For another, it’s a classic Chicago film — or, at least, it’s a film that’s set in Chicago. It doesn’t get many of the details of life by Lake Michigan right and gets a lot of them wrong. Most of the cast isn’t from the city and doesn’t even try to emulate the distinctive accent of Chicago; the worst offender is Michael Rispoli (probably best known as Jackie Aprile on The Sopranos), playing the no-account son of Bullock’s landlord, who imports his speech patterns directly from North Jersey. Logan Square, a northside neighborhood, is portrayed as a short walk from downtown, and the Callaghan family home is supposed to be at the western end of Division Street but was actually filmed in the suburb of La Grange. The movie’s opening sequence is a sequence of Chicago stock footage (Wrigley Field, Lake Michigan, the Hancock Tower) so corny they could sell it at Garrett’s.
Most of this is understandable given that While You Were Sleeping was meant to be filmed in New York but switched to Chicago at the last minute for financial reasons. And despite the film flubbing so many of the specifics, Chicagoans — forever insecure about their place in the Great American Cities debate — will enjoy seeing some of the now vanished locations in the movie (such as the Randolph and Wabash CTA stop where Bullock works, which closed in 2017, and the Chicago Sun-Times building, since replaced by the widely despised Trump Tower).
This is a review for Jacobin, so I suppose I’d better mention a few more leftist elements in While You Were Sleeping.

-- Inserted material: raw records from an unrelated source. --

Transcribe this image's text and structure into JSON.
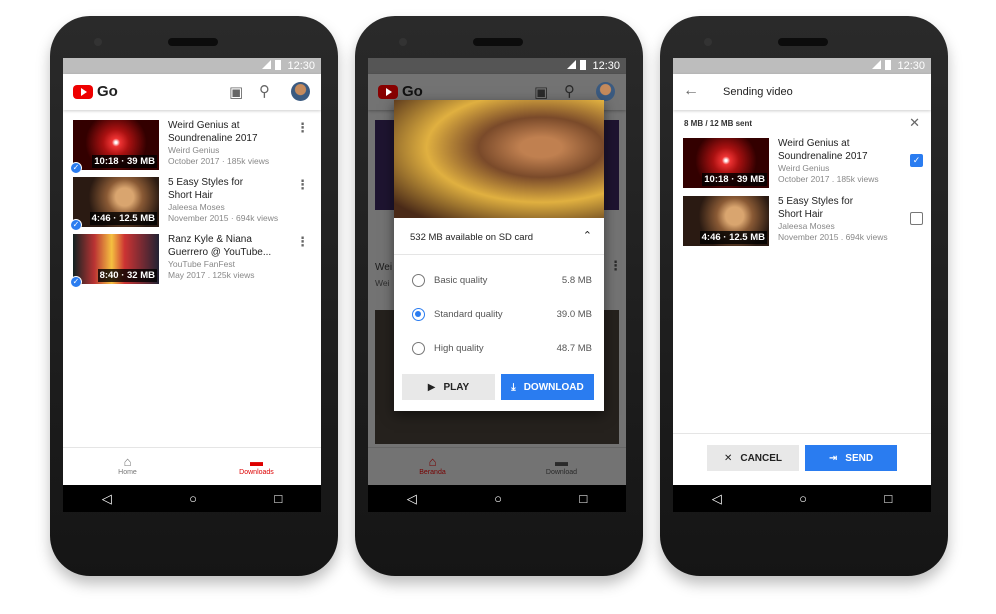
{
  "status_time": "12:30",
  "app_name": "Go",
  "videos": [
    {
      "title1": "Weird Genius at",
      "title2": "Soundrenaline 2017",
      "channel": "Weird Genius",
      "info": "October 2017 · 185k views",
      "badge": "10:18 · 39 MB"
    },
    {
      "title1": "5 Easy Styles for",
      "title2": "Short Hair",
      "channel": "Jaleesa Moses",
      "info": "November 2015  · 694k views",
      "badge": "4:46 · 12.5 MB"
    },
    {
      "title1": "Ranz Kyle & Niana",
      "title2": "Guerrero @ YouTube...",
      "channel": "YouTube FanFest",
      "info": "May 2017 . 125k views",
      "badge": "8:40 · 32 MB"
    }
  ],
  "phone1_nav": {
    "home": "Home",
    "downloads": "Downloads"
  },
  "phone2": {
    "bg_title_partial": "Wei",
    "bg_channel_partial": "Wei",
    "storage": "532 MB available on SD card",
    "options": [
      {
        "label": "Basic quality",
        "size": "5.8 MB",
        "selected": false
      },
      {
        "label": "Standard quality",
        "size": "39.0 MB",
        "selected": true
      },
      {
        "label": "High quality",
        "size": "48.7 MB",
        "selected": false
      }
    ],
    "play": "PLAY",
    "download": "DOWNLOAD",
    "nav": {
      "home": "Beranda",
      "downloads": "Download"
    }
  },
  "phone3": {
    "title": "Sending video",
    "progress": "8 MB / 12 MB sent",
    "items": [
      {
        "title1": "Weird Genius at",
        "title2": "Soundrenaline 2017",
        "channel": "Weird Genius",
        "info": "October 2017 . 185k views",
        "badge": "10:18 · 39 MB",
        "checked": true
      },
      {
        "title1": "5 Easy Styles for",
        "title2": "Short Hair",
        "channel": "Jaleesa Moses",
        "info": "November 2015  . 694k views",
        "badge": "4:46 · 12.5 MB",
        "checked": false
      }
    ],
    "cancel": "CANCEL",
    "send": "SEND"
  },
  "colors": {
    "accent": "#2a7cf0",
    "brand": "#e00000",
    "nav_active": "#d00000"
  }
}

It’s not within a thousand miles of being a political movie, but there are threads one can pull: Bullock becomes a CTA worker — a once proud transit agency that today has been devastated by decades of budget cuts — due to America’s ruinous health care system. Lucy eventually chooses Jack — an artisan — over the shallow, self-absorbed Peter, a corporate lawyer. And there are a handful of cultural class signifiers for anyone who cares to look, such as Peter Boyle (as Jack and Peter’s father, Ox Callaghan) insisting that his is a Sun-Times family, not a Tribune family.
But all that is just window dressing. While You Were Sleeping might be more righteous if it played up the benefits of Chicago’s public transit union, but it wouldn’t be a better romantic comedy. That’s because it’s pretty much perfect as it is: an incredibly likable story delivered by an undeniably game cast, skillfully delivered and suffused with humor and charm. It makes you laugh, delivers good feelings with just a slight tinge of melancholy, and leaves you believing in love and joy. And if that’s not what the holidays are for, it’s at least the formula for a great rom-com.